How to complete this task → Scan the records for lines with the string "screenshot". Say how many there are, and add nothing.

Information supplied →
*** Begin section ***

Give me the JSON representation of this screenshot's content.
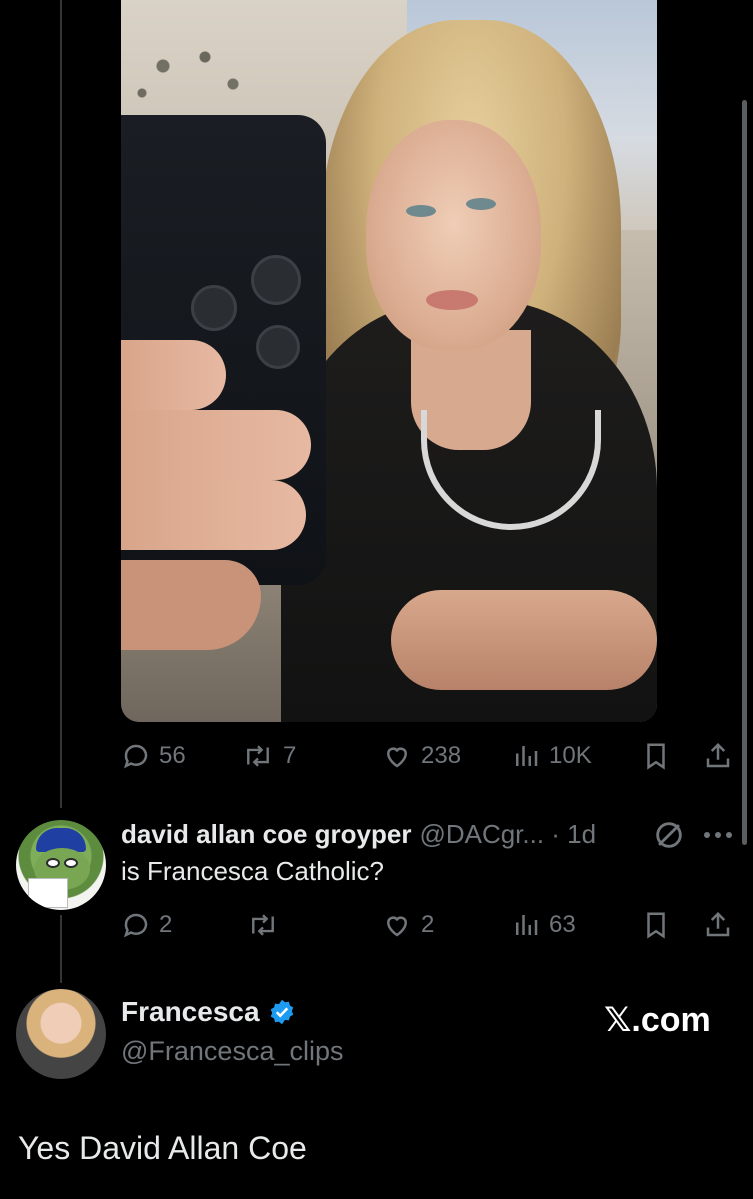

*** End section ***
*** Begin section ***

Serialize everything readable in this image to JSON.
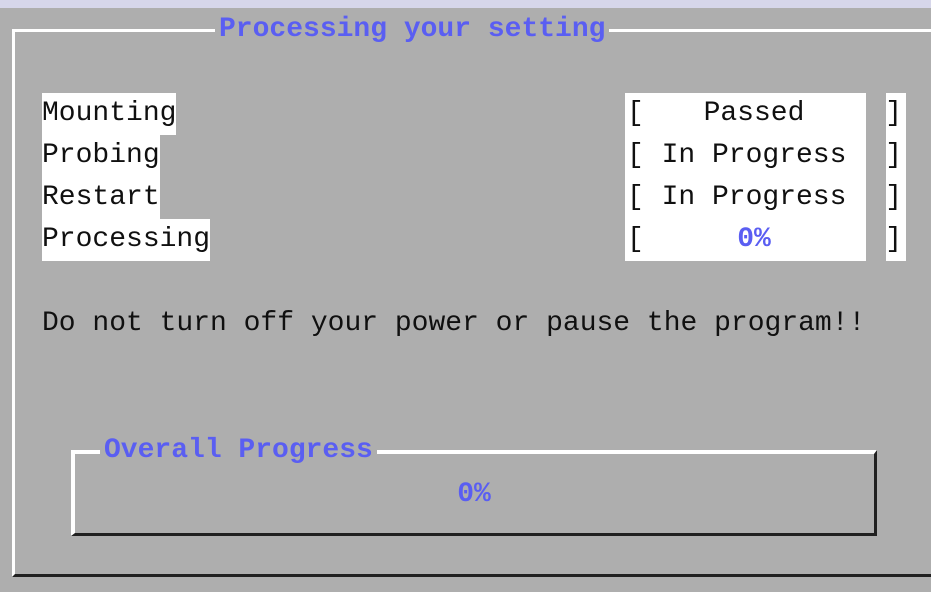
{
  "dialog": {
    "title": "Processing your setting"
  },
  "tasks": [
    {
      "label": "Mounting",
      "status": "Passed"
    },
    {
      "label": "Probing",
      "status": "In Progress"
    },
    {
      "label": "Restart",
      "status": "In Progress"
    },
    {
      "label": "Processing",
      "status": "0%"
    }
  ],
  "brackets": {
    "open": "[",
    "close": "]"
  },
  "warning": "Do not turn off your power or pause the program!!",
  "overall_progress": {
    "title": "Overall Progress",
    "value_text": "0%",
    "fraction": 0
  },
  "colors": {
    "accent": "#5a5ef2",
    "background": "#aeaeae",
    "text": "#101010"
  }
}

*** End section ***
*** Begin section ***

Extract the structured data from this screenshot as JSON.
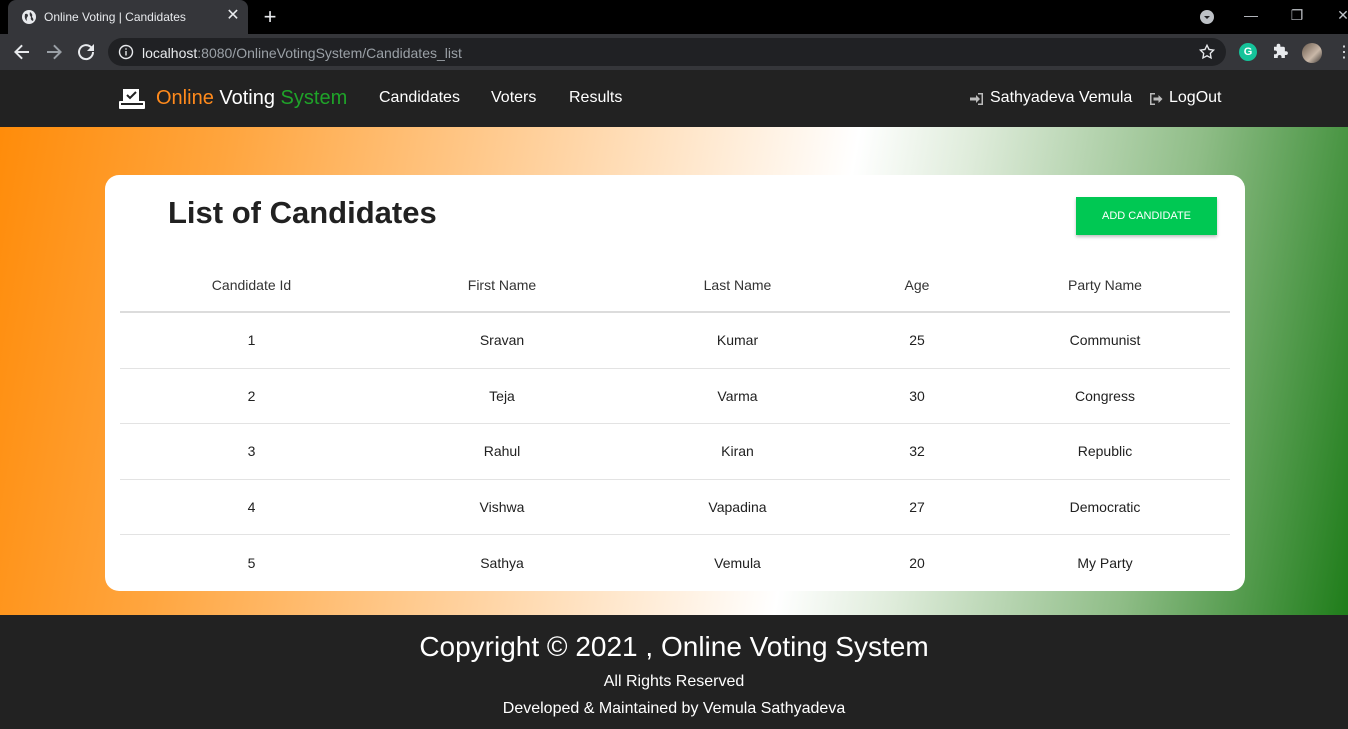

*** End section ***

Task result → 2